Many conferences offer critique sessions in a group setting or one-on-one feedback meetings with a professional writer, editor, or agent. Is it worth missing out on another session to attend a critique?
Even if you are in an MFA program or have a phenomenal writing group, the feedback you receive in those critique session – while valuable – is often geared toward first (or near-first) drafts. The piece(s) you bring to a writing conference critique should be close to what you perceive as publishable. As such, the feedback you receive from publishing experts will help you fine tune your work so that it is marketable and ready to be sent out for queries or submission. It’s unlikely that the other ten or so MFA students (and even the instructor for that matter) can offer you the kind of insight that seasoned publishing professions can. And while your local writing group is invaluable for helping develop your work, the input from a professional can make all the difference.
There are some things to consider …
- Be prepared to receive feedback. Even brilliant stories and poems can benefit from another pair of eyes and seasoned input. Don’t let your ego get in the way. Listen, take notes, say thank you, and let the feedback simmer for a few days. Don’t try to argue your perspective or explain why you are right.
- Do your homework. Make sure that the person(s) who will be giving the critique is a good fit for your work. In other words, if you want feedback on a romance piece and the only available time slot is with an editor who specializes in sci-fi… consider waiting until next time.
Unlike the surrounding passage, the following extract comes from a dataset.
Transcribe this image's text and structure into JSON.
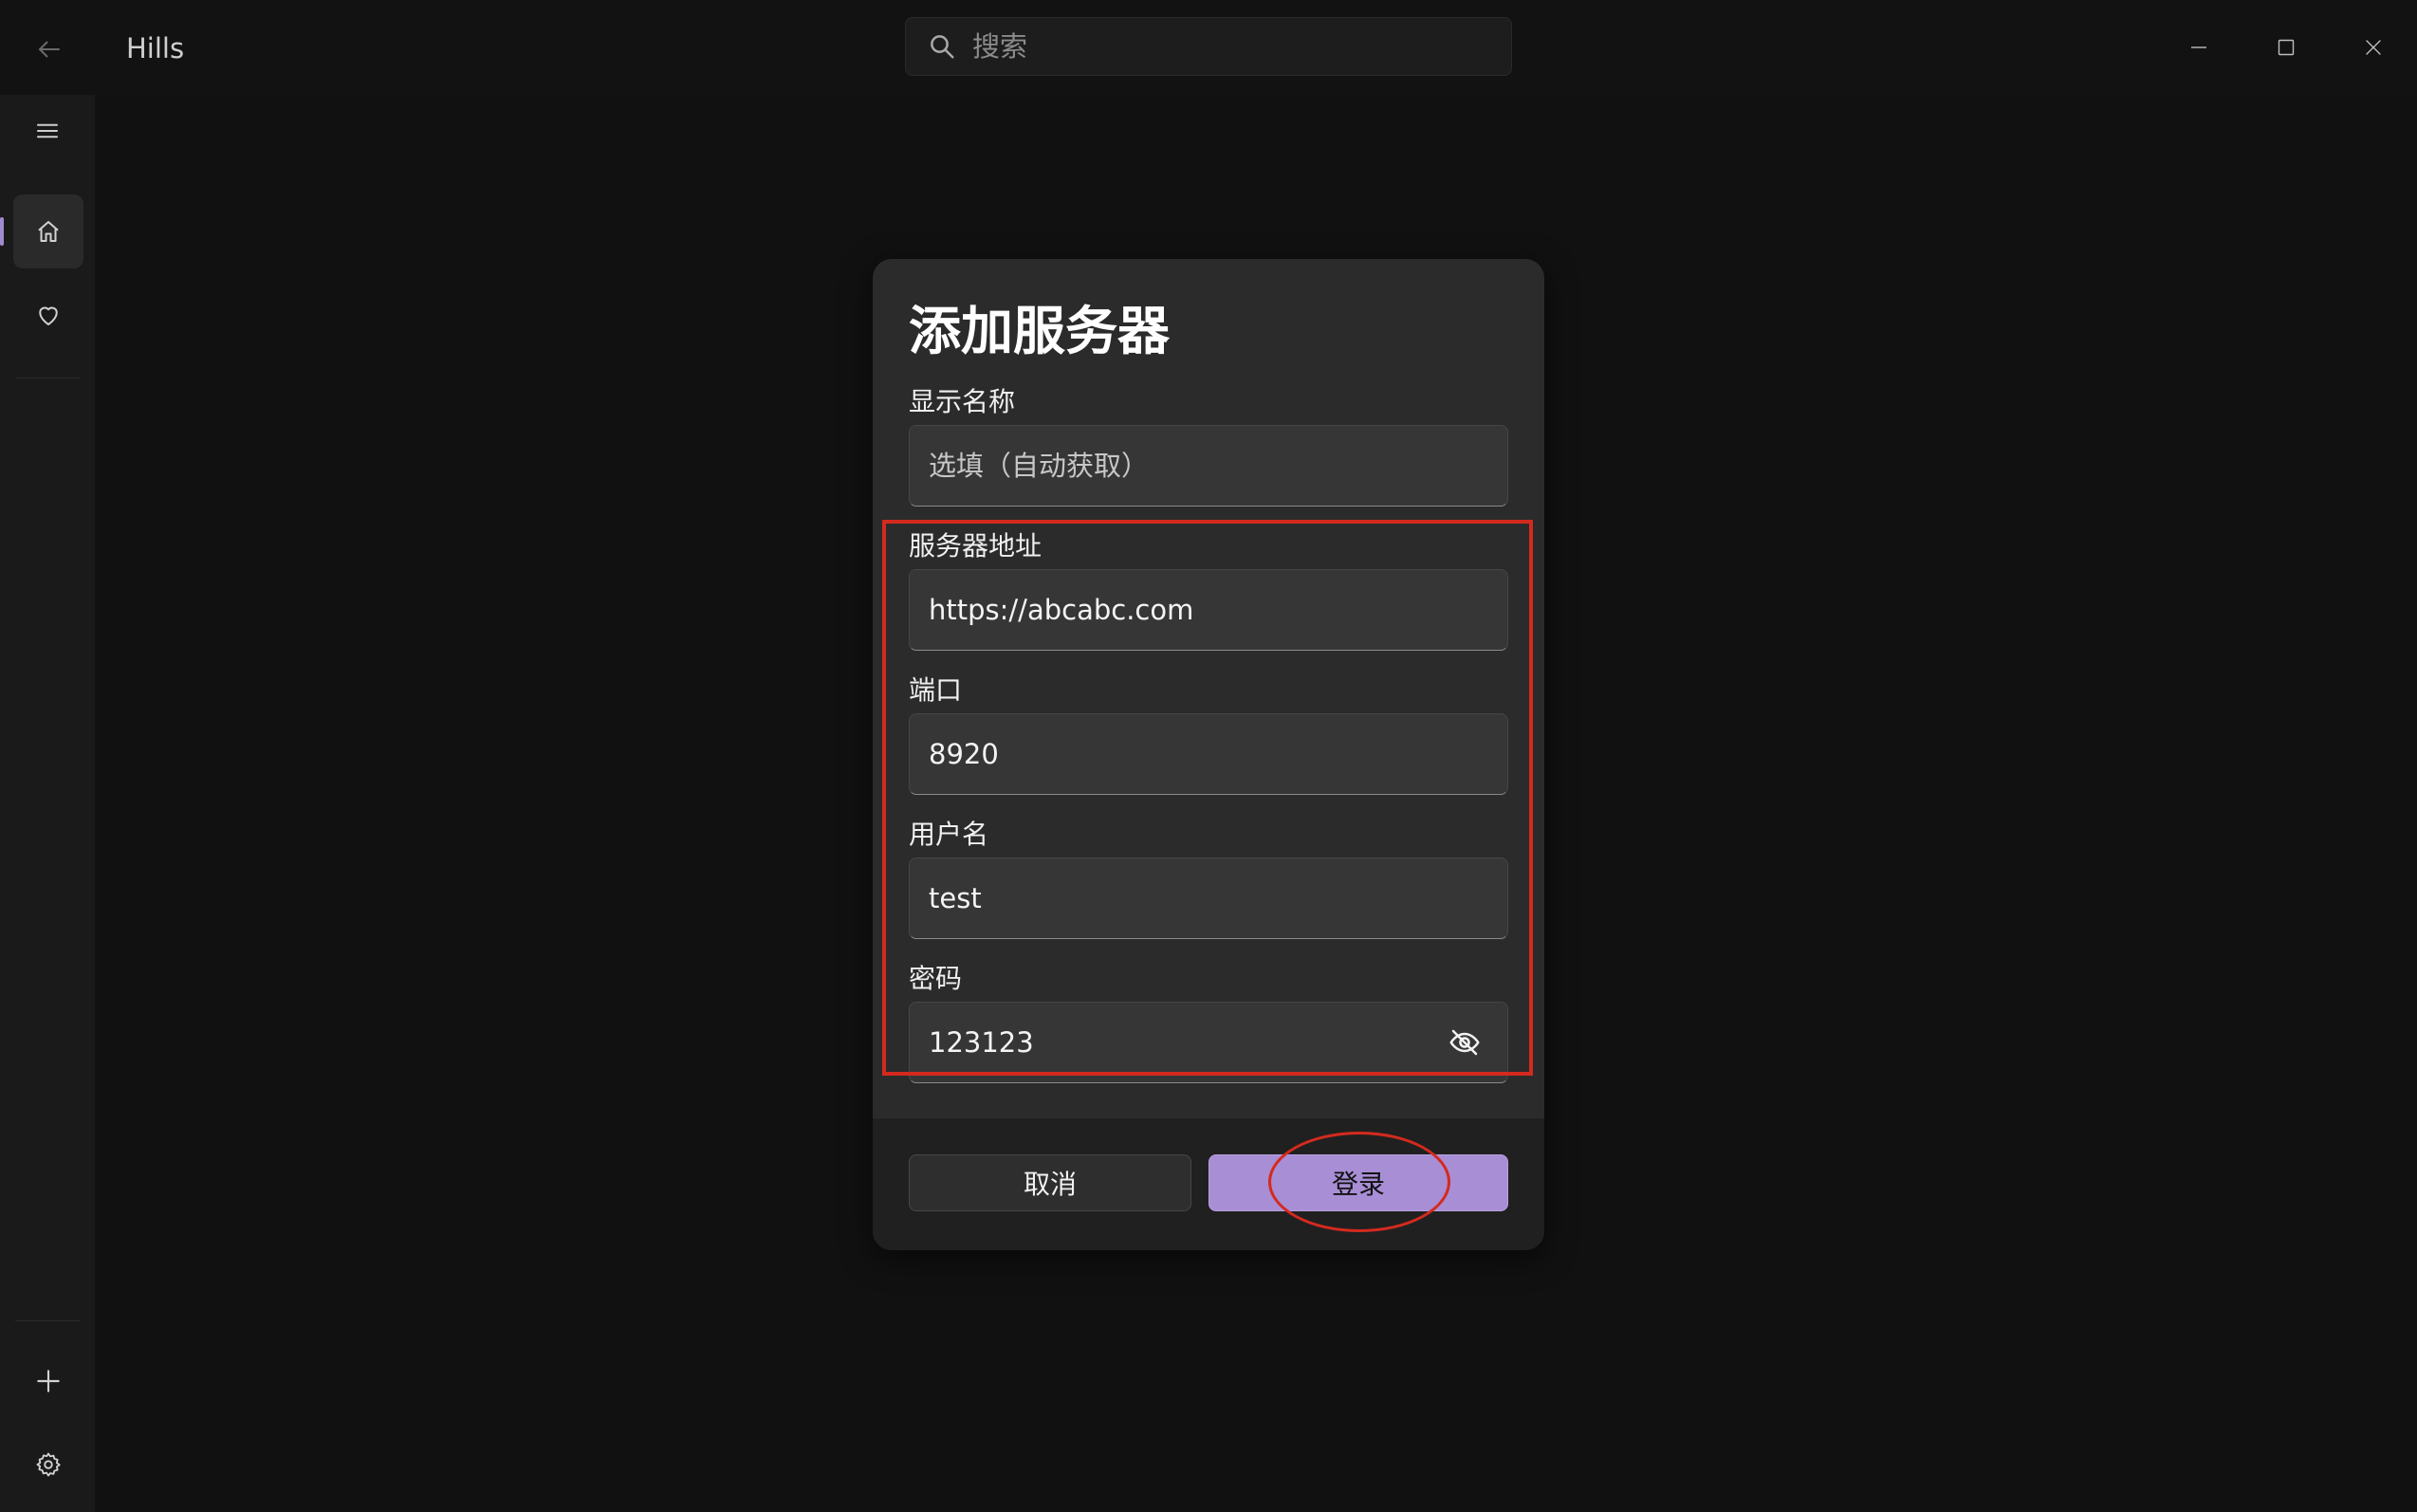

- Bring everything you might need. In addition to the requested number of pages, come ready with business cards, additional work, a bio, a synopsis and/or elevator pitch, and breath mints (hey, you’ll be in close quarters!). You never know where a critique session will lead and don’t want to scribble your email on a napkin or the corner of a piece of paper. Be ready for anything.
- Don’t forget – you’ll hear the good things about your piece, too! Critique sessions are designed to provide constructive criticism, and constructive criticism includes elements in the story, poem, or essay that work well for the reviewer. It helps to hear about what you’re doing right so you can keep it up in the draft you’re presenting and in future work.
If you can’t attend a conference that has a critique opportunity, I recommend joining a writing group (either virtual or in-person) or asking a trusted writing friend for feedback. While it can be difficult to listen to feedback and criticism, it can also make the revision process easier and more focused.
How about you? I’d love to hear different experiences with critiques and feedback! Plus, sharing stories and advice will help other writers as we look for new opportunities to grow. So share away!